Bring together copies of the lines in the data below that contain the word "role".
Segment Start: Source material
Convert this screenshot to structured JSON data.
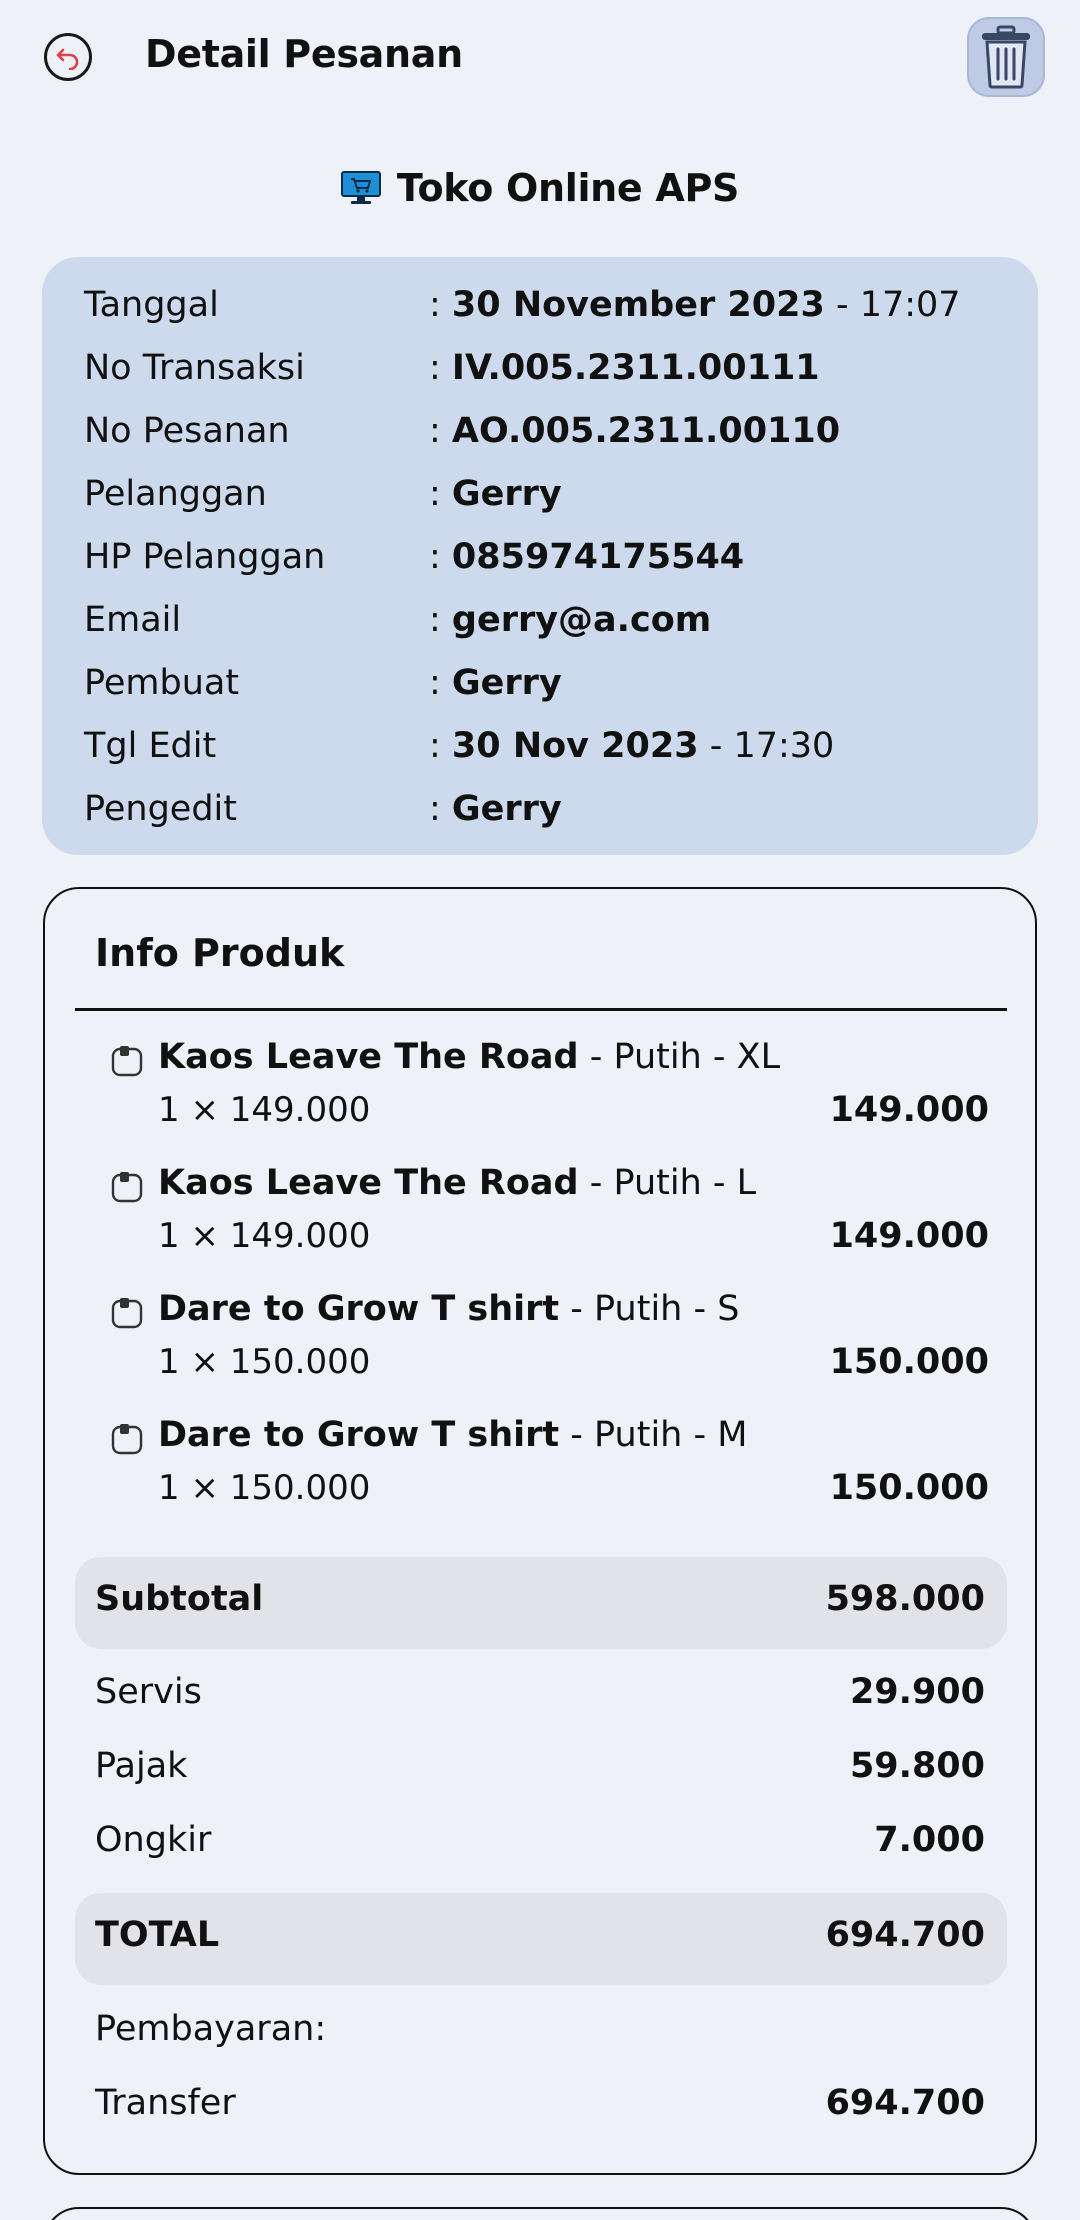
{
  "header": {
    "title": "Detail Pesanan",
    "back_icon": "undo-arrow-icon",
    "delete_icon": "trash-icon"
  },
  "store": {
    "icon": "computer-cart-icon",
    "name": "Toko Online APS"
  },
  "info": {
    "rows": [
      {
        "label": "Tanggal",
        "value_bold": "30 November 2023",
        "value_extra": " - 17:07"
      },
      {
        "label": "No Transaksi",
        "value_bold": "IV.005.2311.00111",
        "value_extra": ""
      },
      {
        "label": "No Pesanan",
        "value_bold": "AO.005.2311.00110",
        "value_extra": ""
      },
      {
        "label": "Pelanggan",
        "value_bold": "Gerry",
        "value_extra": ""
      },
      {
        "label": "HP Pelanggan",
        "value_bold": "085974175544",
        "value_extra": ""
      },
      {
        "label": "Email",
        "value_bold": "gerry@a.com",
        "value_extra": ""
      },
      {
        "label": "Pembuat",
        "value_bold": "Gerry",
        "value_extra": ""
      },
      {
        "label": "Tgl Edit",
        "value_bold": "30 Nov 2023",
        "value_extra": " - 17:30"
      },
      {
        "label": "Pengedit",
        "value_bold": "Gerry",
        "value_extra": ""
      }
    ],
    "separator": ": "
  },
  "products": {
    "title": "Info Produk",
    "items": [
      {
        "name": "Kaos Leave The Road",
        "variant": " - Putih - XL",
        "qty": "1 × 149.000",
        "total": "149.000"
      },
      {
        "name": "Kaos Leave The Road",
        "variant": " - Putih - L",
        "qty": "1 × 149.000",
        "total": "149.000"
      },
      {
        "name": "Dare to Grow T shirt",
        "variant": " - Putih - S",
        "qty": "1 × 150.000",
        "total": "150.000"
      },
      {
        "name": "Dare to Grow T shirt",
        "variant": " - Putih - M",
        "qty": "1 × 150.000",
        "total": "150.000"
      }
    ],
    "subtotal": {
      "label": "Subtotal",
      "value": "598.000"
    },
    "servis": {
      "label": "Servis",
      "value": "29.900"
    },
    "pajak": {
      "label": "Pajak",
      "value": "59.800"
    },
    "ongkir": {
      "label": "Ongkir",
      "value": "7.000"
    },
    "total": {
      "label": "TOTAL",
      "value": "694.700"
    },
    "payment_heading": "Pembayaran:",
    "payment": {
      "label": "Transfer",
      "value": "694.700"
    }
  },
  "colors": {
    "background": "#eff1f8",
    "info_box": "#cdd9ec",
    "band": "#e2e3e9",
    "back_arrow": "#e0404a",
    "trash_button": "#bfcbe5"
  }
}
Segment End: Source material
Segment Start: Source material
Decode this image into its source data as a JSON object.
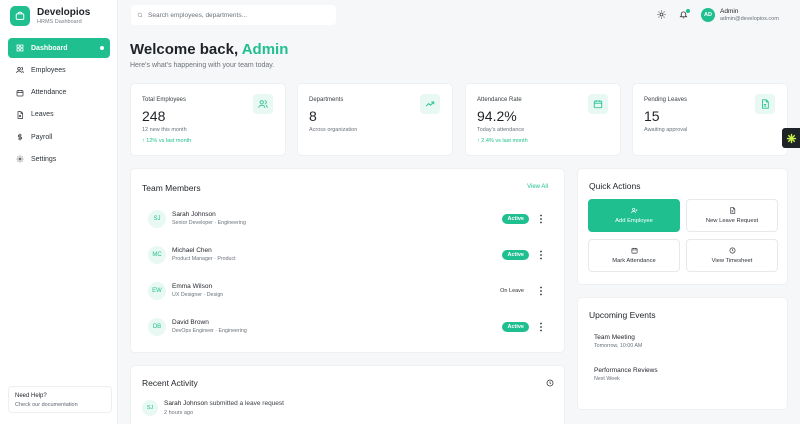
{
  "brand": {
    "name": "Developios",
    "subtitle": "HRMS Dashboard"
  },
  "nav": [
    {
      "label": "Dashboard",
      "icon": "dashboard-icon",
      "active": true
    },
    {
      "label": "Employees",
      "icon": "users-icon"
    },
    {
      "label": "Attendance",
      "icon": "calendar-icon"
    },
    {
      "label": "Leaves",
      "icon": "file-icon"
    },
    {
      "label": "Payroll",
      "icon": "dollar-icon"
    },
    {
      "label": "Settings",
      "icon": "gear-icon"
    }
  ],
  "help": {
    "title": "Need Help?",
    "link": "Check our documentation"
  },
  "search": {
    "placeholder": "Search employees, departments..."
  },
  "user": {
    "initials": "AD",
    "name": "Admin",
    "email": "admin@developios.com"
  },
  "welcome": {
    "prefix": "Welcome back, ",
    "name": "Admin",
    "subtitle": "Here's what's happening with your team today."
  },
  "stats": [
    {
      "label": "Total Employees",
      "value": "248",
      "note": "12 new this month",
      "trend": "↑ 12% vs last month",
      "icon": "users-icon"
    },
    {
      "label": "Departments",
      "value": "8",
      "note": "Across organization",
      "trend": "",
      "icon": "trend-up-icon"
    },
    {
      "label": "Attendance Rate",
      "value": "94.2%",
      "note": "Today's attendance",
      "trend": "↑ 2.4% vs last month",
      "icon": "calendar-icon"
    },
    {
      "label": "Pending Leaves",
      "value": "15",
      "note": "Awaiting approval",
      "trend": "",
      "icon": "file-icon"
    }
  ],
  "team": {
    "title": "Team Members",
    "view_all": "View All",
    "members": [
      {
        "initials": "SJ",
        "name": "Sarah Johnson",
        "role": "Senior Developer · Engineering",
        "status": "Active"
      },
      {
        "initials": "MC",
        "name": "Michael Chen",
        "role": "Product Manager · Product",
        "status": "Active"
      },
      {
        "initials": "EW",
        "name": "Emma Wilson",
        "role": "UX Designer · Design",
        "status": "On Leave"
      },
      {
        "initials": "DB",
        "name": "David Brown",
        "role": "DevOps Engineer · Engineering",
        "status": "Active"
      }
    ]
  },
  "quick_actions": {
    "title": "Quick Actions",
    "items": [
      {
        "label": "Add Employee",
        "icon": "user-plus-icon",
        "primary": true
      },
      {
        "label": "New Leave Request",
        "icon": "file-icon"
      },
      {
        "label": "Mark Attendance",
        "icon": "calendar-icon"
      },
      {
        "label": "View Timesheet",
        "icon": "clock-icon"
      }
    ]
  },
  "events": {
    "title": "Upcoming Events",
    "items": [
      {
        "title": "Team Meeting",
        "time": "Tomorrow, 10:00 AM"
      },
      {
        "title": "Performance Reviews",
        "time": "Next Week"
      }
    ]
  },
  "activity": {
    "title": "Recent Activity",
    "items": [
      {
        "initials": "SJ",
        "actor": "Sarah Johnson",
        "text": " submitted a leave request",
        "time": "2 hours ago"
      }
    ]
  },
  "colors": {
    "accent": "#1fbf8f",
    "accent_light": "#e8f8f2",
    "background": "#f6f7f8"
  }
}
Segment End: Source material
### [Response area]
        "role": "Senior Developer · Engineering",
        "role": "Product Manager · Product",
        "role": "UX Designer · Design",
        "role": "DevOps Engineer · Engineering",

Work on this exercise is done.